Anselme Noumbiwa, 32, claims he was first assaulted in July after he refused to board a Kenyan Airways plane because of his fear of returning to Cameroon. He says he was beaten by immigration escorts at the back of the aircraft but was spared deportation when airline staff intervened. In a second complaint Mr Noumbiwa, who fled Cameroon after being tortured, says he was beaten by five security guards when he resisted removal, this time on a British Airways flight on the morning of 23 October.
Mr Noumbiwa said: "When we arrived at the steps of the aircraft... they jumped on me and pushed me to the floor of the plane. They used their hands and feet to kick and punch me so that I would be quiet. Then one of them twisted the handcuffs against my wrist and I cried out in pain."
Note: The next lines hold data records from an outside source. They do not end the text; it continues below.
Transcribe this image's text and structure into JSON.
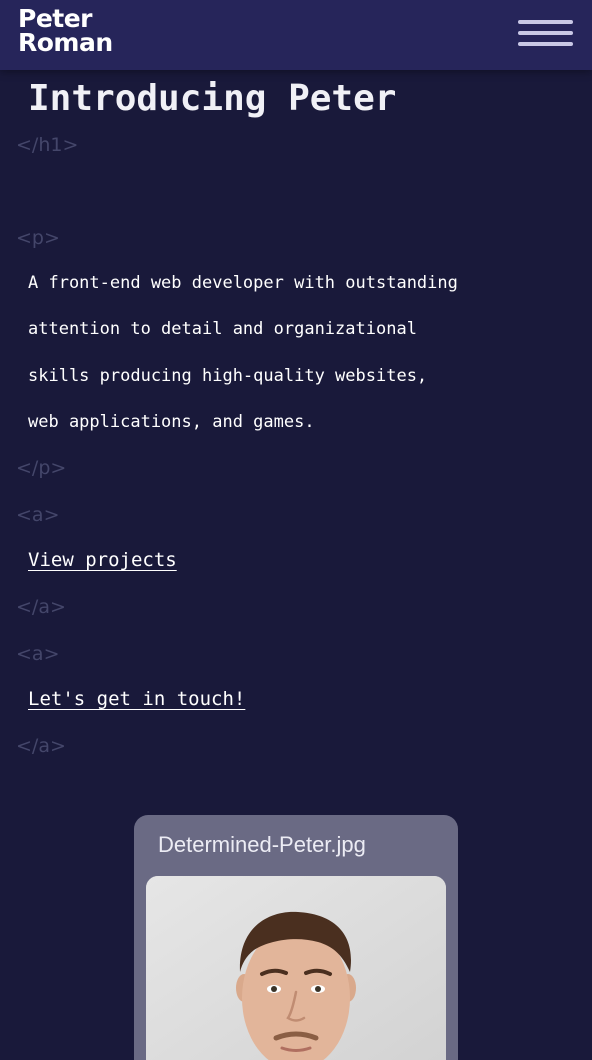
{
  "header": {
    "logo_line1": "Peter",
    "logo_line2": "Roman",
    "menu_icon": "hamburger-menu-icon"
  },
  "hero": {
    "heading": "Introducing Peter",
    "h1_close_tag": "</h1>",
    "p_open_tag": "<p>",
    "paragraph_lines": [
      "A front-end web developer with outstanding",
      "attention to detail and organizational",
      "skills producing high-quality websites,",
      "web applications, and games."
    ],
    "p_close_tag": "</p>",
    "a_open_tag": "<a>",
    "a_close_tag": "</a>",
    "link_projects": "View projects",
    "link_contact": "Let's get in touch!"
  },
  "image_window": {
    "title": "Determined-Peter.jpg"
  },
  "colors": {
    "background": "#19193a",
    "header": "#26255a",
    "tag": "#44466a",
    "card": "#6a6a84"
  }
}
He said the guards tied his legs together and carried him to a seat. When he was transferred to an Air France aircraft in Paris for the journey to Cameroon passengers forced the pilot to stop the deportation. "Passengers ... asked the guards to remove the handcuffs but they refused," he said. "Then the pilot came to try to stop the passenger protest." Mr Noumbiwa said the French pilot ordered the guards to remove him from the aircraft. "They said they would not do this until the French national police came on board. So the pilot called the police," he said. He was flown back to Heathrow and transferred to Colnbrook Immigration Removal Centre in West Drayton. He has since been released and is staying in Stockton-on-Tees.
A letter to Mr Noumbiwa from the UK Border Agency said "a senior officer will now investigate" his complaint.
Dame Nuala O'Loan, the former police ombudsman of Northern Ireland, is investigating the alleged abuse of failed asylum-seekers after details of hundreds of cases were handed to the Home Secretary in July. Anti-torture groups are to press Dame Nuala to investigate Mr Noumbiwa's complaint.
A UK Border Agency spokesman said: "The UK Border Agency takes all allegations of assault extremely seriously ... The majority of staff carry out their roles with professionalism and integrity. While it is preferable for those with no right to remain ... to return home voluntarily, it is regrettable that not all choose to do so and ... it may be necessary to enforce removal. The UKBA is committed to ensuring that removals are always carried out in the most sensitive way possible." The spokesman added: "We have an independent complaints system."Reuse content